On the north east plains, The Mudhouse, Anamaduwa, is a charming lodge with no electricity or gadgets (0094 77 301 6191; www.themudhouse.lk; Dh391 per person). The Galkadawala Forest Lodge, Habarana (www.galkadawala.com; doubles cost Dh230 a night, and dinner Dh23), an imaginative, three-room, cutaway building that's open to the forest

Near Sigiriya, there's Back of Beyond (0777 753975; www.backofbeyond.lk; doubles Dh345), a comfortable and stylish lodge set in three acres of jungle

In Kandy, stay at Kandy House (0094 81 492 1394; www.thekandyhouse.com; Doubles Dh863), a palatial mansion built in 1804 by a Kandyan noble. The dinner is international (prawn tempura, grilled fish, and Cambridge cream) and excellent value at Dh109 a head excluding drinks.
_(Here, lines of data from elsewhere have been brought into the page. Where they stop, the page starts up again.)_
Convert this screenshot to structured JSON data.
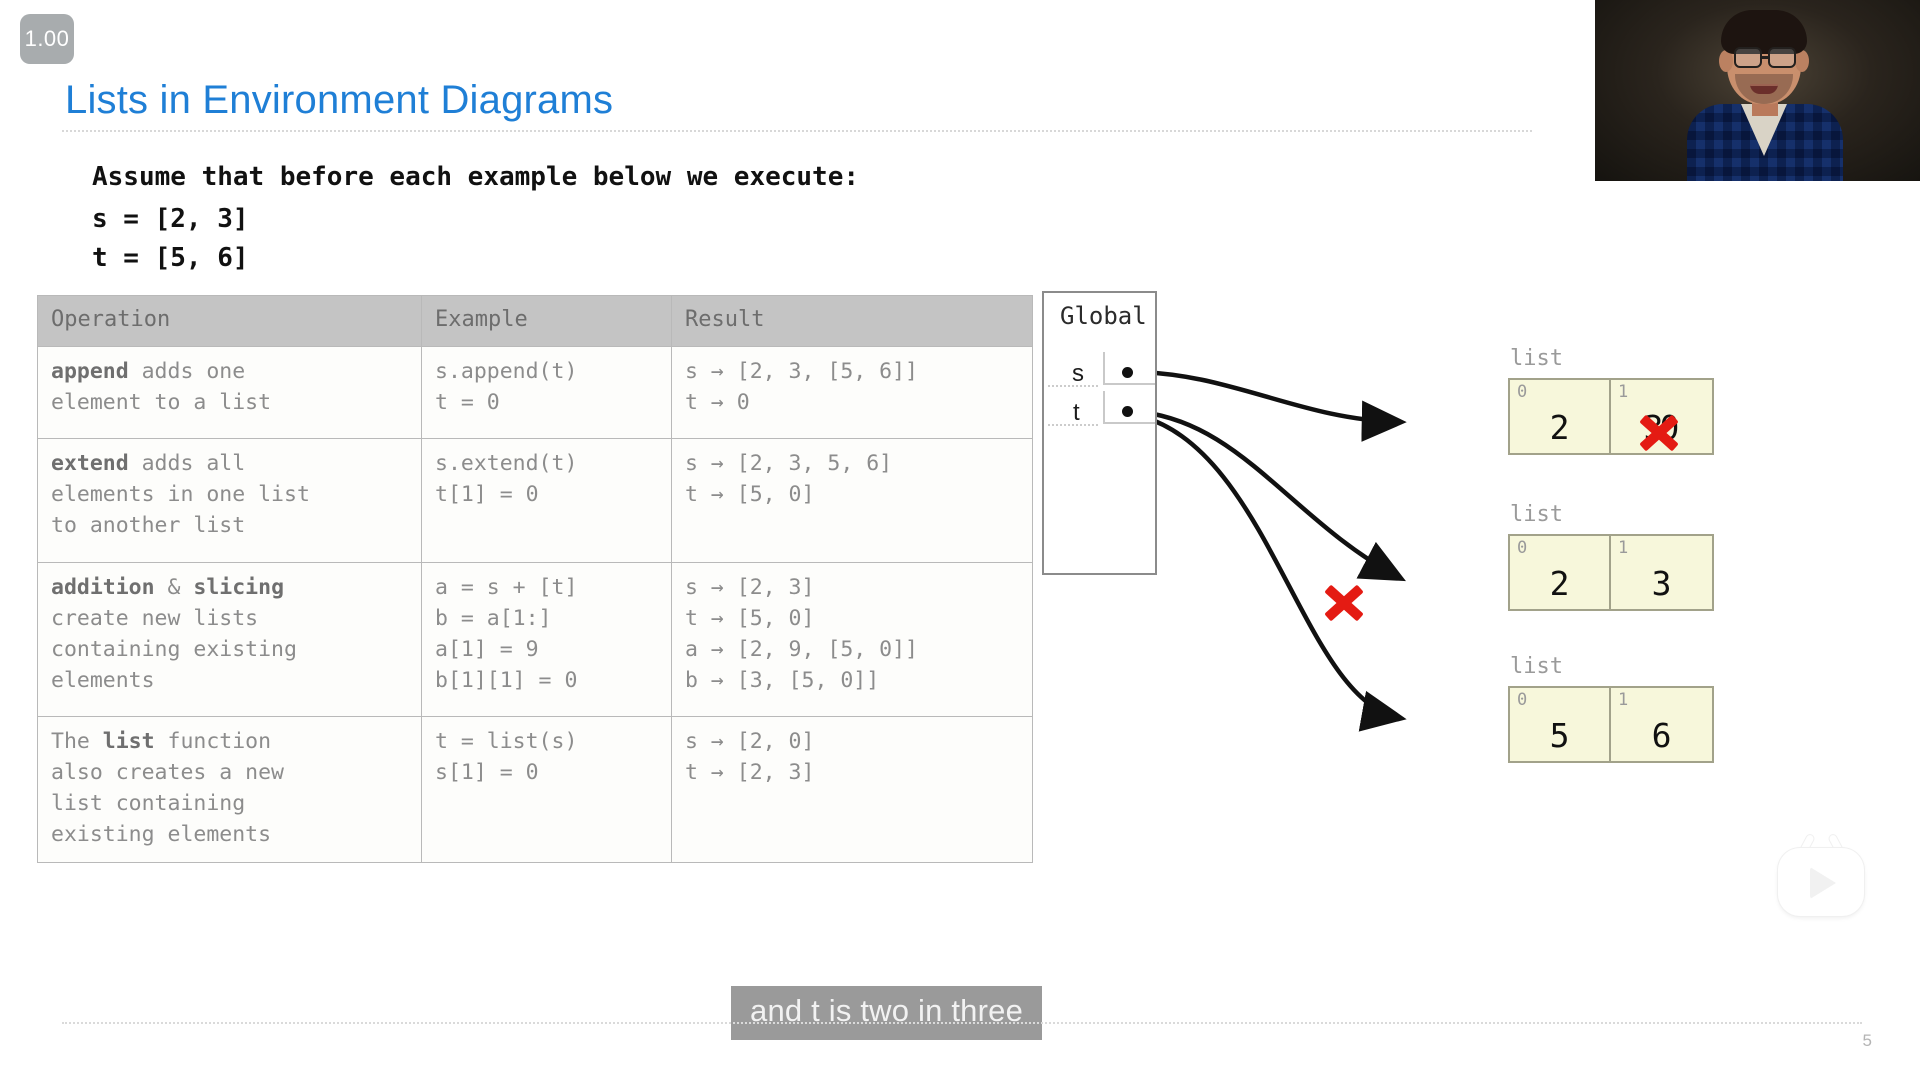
{
  "player": {
    "speed_badge": "1.00",
    "page_number": "5",
    "play_watermark_icon": "tv-play-icon"
  },
  "slide": {
    "title": "Lists in Environment Diagrams",
    "assume_heading": "Assume that before each example below we execute:",
    "assume_code": "s = [2, 3]\nt = [5, 6]"
  },
  "table": {
    "headers": [
      "Operation",
      "Example",
      "Result"
    ],
    "rows": [
      {
        "operation_bold": "append",
        "operation_rest": " adds one\nelement to a list",
        "example": "s.append(t)\nt = 0",
        "result": "s → [2, 3, [5, 6]]\nt → 0"
      },
      {
        "operation_bold": "extend",
        "operation_rest": " adds all\nelements in one list\nto another list",
        "example": "s.extend(t)\nt[1] = 0",
        "result": "s → [2, 3, 5, 6]\nt → [5, 0]"
      },
      {
        "operation_bold": "addition",
        "operation_mid": " & ",
        "operation_bold2": "slicing",
        "operation_rest": "\ncreate new lists\ncontaining existing\nelements",
        "example": "a = s + [t]\nb = a[1:]\na[1] = 9\nb[1][1] = 0",
        "result": "s → [2, 3]\nt → [5, 0]\na → [2, 9, [5, 0]]\nb → [3, [5, 0]]"
      },
      {
        "operation_pre": "The ",
        "operation_bold": "list",
        "operation_rest": " function\nalso creates a new\nlist containing\nexisting elements",
        "example": "t = list(s)\ns[1] = 0",
        "result": "s → [2, 0]\nt → [2, 3]"
      }
    ]
  },
  "environment": {
    "frame_label": "Global",
    "bindings": [
      {
        "name": "s"
      },
      {
        "name": "t"
      }
    ],
    "objects": [
      {
        "label": "list",
        "cells": [
          {
            "index": "0",
            "value": "2"
          },
          {
            "index": "1",
            "value": "0",
            "struck_value": "3",
            "struck": true
          }
        ]
      },
      {
        "label": "list",
        "cells": [
          {
            "index": "0",
            "value": "2"
          },
          {
            "index": "1",
            "value": "3"
          }
        ]
      },
      {
        "label": "list",
        "cells": [
          {
            "index": "0",
            "value": "5"
          },
          {
            "index": "1",
            "value": "6"
          }
        ]
      }
    ],
    "annotations": {
      "cell_x_mark": "red-x-mark",
      "arrow_x_mark": "red-x-mark"
    }
  },
  "caption": {
    "text": "and t is two in three"
  },
  "colors": {
    "title_blue": "#1f7fd6",
    "header_gray": "#c4c4c4",
    "list_fill": "#f7f7db",
    "red_x": "#e41b13",
    "caption_bg": "#9a9a9a"
  }
}
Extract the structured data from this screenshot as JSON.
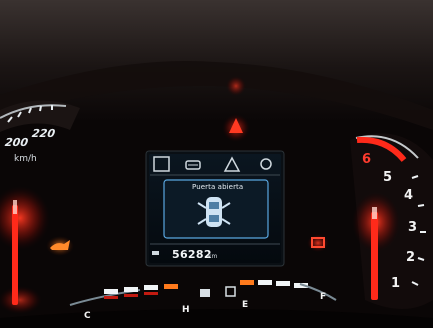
{
  "speedometer": {
    "ticks": [
      "220",
      "200"
    ],
    "unit": "km/h"
  },
  "tachometer": {
    "ticks": [
      "6",
      "5",
      "4",
      "3",
      "2",
      "1"
    ],
    "redline_ticks": [
      "6"
    ]
  },
  "display": {
    "message": "Puerta abierta",
    "odometer": "56282",
    "odometer_unit": "km",
    "top_icons": [
      "display-mode-icon",
      "car-front-icon",
      "warning-triangle-icon",
      "settings-icon"
    ]
  },
  "fuel_gauge": {
    "empty_label": "E",
    "full_label": "F"
  },
  "temp_gauge": {
    "cold_label": "C",
    "hot_label": "H"
  },
  "warning_lights": [
    "oil-pressure-icon",
    "battery-icon",
    "master-warning-icon"
  ],
  "colors": {
    "needle_red": "#ff2a1a",
    "screen_blue": "#5aa7e0",
    "amber": "#ff7a1c"
  }
}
For something ultra-modern try Theva Residency (081 7388 296; www.theva.lk; doubles Dh662. For dinner, try its sampling of 17 curries (one order is enough for two) at around Dh80

In the highlands, Warwick Bungalows, Ambewela (0094 60 253 2284; www.jetwinghotels.com) has doubles from Dh828 in a faithfully restored country house with crisp linen, log fires and modern comforts

On the south coast, there are two Aman hotels; the old Dutch barracks in Galle, the Amangalla (0094 91 223 3388; www.amanresorts.com; doubles Dh818), and its sister hotel, the minimalistic Amanwella (same website; Doubles Dh2,000), 20km away in Tangalle, offers access to a wild and picturesque private beach

More info See www.srilanka.travel